My Choice, My Future: School Electives and Self-Discovery
Now, more than ever, students need to harness self-esteem, character, and vision to beat tremendous obstacles that stand before them. Education plays a critical role in facilitating that growth and putting it at the forefront of the school experience. In order to do this, many schools are modernizing their approach to help students answer the question that so many of us, young and old, ask ourselves throughout our lives: “Who am I, and who do I want to be?”
Educators are making middle and high school the essential time to build students’ self-awareness and self-esteem. Through elective programming, students are given an invitation to learn about themselves deeply, explore the world and examine society.
Traditional electives, such as student council and student debate, build students’ leadership and courage. Students are challenged to work together to form solutions to problems they care about. By developing their own goals and tracking their progress, students learn to work for the spirit of their team and not simply as an individual.
Many schools are taking a more holistic approach to electives, offering courses like yoga and painting, which present the need to practice kindness and awareness amidst the chaos of being a student and give students space to express their deep feelings.

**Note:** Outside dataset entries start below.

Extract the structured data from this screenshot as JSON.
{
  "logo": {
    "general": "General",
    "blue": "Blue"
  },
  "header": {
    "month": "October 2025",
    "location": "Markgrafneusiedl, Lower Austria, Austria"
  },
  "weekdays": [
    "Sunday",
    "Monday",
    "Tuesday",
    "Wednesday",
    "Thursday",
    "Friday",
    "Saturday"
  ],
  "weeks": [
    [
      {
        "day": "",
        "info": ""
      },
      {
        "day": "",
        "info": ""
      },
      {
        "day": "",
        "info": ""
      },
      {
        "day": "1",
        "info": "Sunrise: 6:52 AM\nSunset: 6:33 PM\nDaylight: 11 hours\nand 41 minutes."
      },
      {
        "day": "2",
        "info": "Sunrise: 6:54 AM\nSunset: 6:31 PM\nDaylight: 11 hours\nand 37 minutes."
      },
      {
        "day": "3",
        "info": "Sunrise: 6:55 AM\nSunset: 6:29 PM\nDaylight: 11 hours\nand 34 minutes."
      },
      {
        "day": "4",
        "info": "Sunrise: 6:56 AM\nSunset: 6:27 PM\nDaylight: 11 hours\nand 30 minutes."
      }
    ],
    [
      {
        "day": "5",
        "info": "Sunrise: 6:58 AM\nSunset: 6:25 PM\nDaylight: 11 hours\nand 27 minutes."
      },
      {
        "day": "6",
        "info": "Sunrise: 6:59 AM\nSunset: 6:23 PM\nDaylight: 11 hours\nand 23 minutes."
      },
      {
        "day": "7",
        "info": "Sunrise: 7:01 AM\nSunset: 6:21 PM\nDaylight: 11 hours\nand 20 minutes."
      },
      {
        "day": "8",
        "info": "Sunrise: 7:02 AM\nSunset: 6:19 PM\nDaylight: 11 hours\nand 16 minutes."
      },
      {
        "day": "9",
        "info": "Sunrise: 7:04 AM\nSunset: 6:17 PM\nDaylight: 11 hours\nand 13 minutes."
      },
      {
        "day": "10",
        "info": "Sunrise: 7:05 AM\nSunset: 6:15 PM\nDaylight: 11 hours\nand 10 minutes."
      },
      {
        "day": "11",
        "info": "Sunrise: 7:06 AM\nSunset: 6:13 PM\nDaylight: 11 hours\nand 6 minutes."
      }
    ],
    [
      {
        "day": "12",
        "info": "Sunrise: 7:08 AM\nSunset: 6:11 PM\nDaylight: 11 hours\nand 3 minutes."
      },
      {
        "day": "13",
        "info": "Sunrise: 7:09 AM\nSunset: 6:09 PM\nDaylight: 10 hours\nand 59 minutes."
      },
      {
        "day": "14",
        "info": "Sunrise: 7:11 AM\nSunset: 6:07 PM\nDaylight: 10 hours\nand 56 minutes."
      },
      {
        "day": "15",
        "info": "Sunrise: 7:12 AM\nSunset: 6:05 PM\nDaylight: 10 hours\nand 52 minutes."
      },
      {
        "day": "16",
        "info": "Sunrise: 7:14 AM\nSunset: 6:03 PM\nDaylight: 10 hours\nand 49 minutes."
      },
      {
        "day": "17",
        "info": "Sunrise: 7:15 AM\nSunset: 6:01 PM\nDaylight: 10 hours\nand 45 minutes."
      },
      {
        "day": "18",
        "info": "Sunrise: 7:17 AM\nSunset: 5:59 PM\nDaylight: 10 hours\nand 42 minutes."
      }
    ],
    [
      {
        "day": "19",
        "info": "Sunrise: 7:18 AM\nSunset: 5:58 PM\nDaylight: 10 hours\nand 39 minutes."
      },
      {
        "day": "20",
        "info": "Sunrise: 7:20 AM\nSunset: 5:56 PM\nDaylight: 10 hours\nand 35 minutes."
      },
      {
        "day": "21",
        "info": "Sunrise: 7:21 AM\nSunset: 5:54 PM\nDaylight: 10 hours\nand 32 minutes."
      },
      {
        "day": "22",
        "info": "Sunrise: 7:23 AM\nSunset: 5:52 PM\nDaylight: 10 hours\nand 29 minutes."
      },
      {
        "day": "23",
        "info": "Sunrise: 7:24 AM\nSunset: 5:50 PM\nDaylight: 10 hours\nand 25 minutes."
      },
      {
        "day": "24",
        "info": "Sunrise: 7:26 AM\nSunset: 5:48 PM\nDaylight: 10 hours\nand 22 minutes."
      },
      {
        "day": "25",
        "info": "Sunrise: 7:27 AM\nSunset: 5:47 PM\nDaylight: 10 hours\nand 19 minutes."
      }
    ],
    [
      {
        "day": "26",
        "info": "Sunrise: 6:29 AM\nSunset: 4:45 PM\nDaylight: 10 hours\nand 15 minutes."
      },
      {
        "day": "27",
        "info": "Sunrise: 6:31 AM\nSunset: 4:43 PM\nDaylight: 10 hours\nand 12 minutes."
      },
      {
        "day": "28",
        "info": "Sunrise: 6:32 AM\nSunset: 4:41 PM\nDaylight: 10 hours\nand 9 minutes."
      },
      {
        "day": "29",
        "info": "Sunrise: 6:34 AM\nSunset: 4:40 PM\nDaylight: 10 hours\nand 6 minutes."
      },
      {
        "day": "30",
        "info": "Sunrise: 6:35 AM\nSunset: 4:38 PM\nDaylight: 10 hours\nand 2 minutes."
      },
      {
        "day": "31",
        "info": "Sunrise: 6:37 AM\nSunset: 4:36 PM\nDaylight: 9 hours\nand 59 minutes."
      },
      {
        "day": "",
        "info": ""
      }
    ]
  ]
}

Regardless of what course a student may choose, electives allow students to identify their own strengths, weaknesses, interests, non-interests, passions and outlook for the future. “The self is not something ready-made, but something in continuous formation through choice of action,” said John Dewey, an early 20th-century educational philosopher and founder of the modern elective.
Experiential, instinctual, team-based, culture driven, and self-motivated, modernized electives push students to think critically about themselves and their communities. Students at DSST: Conservatory Green High School affirm this.
“You can’t pick one side that you are comfortable with, you have to argue both sides,” says a ninth-grader about his involvement in Speech and Debate.
Electives push students out of their comfort zone; through this, direction toward a better future is fostered and passion for life is nurtured.